Federal court bars transsexuals from participating in women's sports

It notes that "men outperform women athletically because of inherent physical differences between the sexes."

A federal court has upheld the state's Save West Virginia Women's Sports law, which prohibits transgender students from participating in women's sports. In the order, Southern District Judge Joseph R. Goodwin noted that the "inherent physical differences between the sexes" gives biological males an advantage over females.

"While some females may be able to outperform some males, it is generally accepted that, on average, males outperform females athletically because of inherent physical differences between the sexes. This is not an overbroad generalization, but rather a general principle that realistically reflects the average physical differences between the sexes," the ruling states.


Sex is substantially related to athletic performance

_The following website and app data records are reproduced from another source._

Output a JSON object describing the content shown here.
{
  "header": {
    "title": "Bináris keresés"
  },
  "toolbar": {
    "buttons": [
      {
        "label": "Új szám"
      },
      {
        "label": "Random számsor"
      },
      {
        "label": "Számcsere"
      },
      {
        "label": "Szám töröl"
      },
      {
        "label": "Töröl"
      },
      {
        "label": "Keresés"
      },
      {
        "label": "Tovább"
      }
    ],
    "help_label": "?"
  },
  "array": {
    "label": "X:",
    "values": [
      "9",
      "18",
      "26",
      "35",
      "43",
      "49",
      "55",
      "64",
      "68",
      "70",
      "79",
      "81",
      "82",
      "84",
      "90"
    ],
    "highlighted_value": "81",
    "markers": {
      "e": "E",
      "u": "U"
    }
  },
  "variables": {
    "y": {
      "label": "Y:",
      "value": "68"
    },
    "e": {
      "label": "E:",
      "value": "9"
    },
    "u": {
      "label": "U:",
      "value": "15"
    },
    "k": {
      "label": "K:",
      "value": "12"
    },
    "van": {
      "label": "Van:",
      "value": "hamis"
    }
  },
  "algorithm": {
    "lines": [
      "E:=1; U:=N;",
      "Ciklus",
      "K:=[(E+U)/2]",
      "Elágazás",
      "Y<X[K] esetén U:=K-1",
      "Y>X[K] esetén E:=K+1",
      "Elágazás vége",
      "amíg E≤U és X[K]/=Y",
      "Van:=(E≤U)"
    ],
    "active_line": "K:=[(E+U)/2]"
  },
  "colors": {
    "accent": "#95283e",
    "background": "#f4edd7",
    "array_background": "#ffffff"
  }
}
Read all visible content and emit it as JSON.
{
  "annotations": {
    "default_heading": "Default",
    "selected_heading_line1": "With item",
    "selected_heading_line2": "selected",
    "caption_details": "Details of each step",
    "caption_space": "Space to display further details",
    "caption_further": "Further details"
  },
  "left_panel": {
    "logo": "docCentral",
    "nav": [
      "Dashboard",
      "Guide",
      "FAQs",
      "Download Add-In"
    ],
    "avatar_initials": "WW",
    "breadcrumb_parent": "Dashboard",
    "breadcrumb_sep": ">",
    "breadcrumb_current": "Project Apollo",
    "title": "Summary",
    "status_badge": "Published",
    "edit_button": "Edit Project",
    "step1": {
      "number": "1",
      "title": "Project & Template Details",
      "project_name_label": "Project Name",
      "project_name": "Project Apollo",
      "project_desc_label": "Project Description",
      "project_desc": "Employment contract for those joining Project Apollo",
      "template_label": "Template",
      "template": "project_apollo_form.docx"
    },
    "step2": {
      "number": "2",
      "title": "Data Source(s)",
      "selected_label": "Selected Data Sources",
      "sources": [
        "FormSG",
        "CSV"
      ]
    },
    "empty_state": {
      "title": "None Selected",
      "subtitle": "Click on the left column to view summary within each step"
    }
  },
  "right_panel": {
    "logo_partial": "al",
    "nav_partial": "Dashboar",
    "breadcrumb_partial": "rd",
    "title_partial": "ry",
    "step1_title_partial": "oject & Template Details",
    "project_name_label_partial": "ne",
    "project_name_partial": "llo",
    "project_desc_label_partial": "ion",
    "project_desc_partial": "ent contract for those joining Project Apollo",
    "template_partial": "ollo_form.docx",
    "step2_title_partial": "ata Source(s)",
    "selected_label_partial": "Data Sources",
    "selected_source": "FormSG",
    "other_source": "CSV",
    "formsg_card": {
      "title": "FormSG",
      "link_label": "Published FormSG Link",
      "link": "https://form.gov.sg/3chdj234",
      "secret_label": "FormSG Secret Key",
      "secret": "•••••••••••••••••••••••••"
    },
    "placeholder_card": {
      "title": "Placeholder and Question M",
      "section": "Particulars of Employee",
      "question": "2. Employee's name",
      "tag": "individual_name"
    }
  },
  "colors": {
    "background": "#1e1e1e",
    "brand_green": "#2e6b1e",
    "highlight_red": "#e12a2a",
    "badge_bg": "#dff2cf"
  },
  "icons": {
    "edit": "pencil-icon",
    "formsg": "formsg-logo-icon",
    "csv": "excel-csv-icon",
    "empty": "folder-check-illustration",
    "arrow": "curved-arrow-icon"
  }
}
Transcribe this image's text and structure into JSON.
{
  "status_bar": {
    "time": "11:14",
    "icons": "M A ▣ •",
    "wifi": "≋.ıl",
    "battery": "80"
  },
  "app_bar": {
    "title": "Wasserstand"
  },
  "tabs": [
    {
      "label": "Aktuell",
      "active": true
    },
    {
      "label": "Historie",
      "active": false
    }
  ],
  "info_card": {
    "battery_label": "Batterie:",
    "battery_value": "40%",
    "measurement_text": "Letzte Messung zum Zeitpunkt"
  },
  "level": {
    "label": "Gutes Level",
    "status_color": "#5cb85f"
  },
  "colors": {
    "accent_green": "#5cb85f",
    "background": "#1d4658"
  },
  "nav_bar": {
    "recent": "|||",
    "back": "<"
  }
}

This is not the first time that Goodwin, who was appointed by Bill Clinton, has had to judge this rule. In fact, in July 2021 he blocked the law noting that "being transgender is natural and is not a choice." However, he acknowledged that "sex is also natural, and dictates the physical characteristics that are relevant to athletics."

The fact is, however, that a transgender girl is biologically male and, barring medical intervention, would undergo male puberty like other biological males. And biological males generally outperform females athletically. The state is permitted to legislate sports rules on this basis because sex, and the physical characteristics that flow from it, are substantially related to athletic performance and fairness in sports.

The Act does not violate the 14th Amendment or Title IX.

On this occasion. the court was to rule on the constitutionality of the state rule following a complaint by the American Civil Liberties Union on behalf of Becky Pepper-Jackson, an 11-year-old transgender minor who is barred by law from enrolling on her school's girls' cross country team. According to this organization, Save Women's Sports "violated Pepper-Jackson's rights under the Equal Protection Clause of the 14th Amendment and Title IX, a federal law that prohibits discrimination on the basis of sex."

The plaintiffs received a statement of interest from the Department of Justice supporting their claims. "A state law that limits or denies a particular class of people’s ability to participate in public, federally funded educational programs and activities solely because their gender identity does not match their sex assigned at birth violates both Title IX and the Equal Protection Clause," it says.

"Justice for women's sports".

The state's attorney general, Patrick Morrisey, however, believes just the opposite and did not hesitate to celebrate the ruling. "It's not just about simple biology, it's about fairness for women's sports, plain and simple. The opportunities for girls and women in the field are precious and we must safeguard that future," he said.

The ACLU is considering appealing the ruling.

For its part, the ACLU regretted the ruling, and announced that it was evaluating it with other lawyers. Both high schools, secondary schools and universities are subject to the restriction.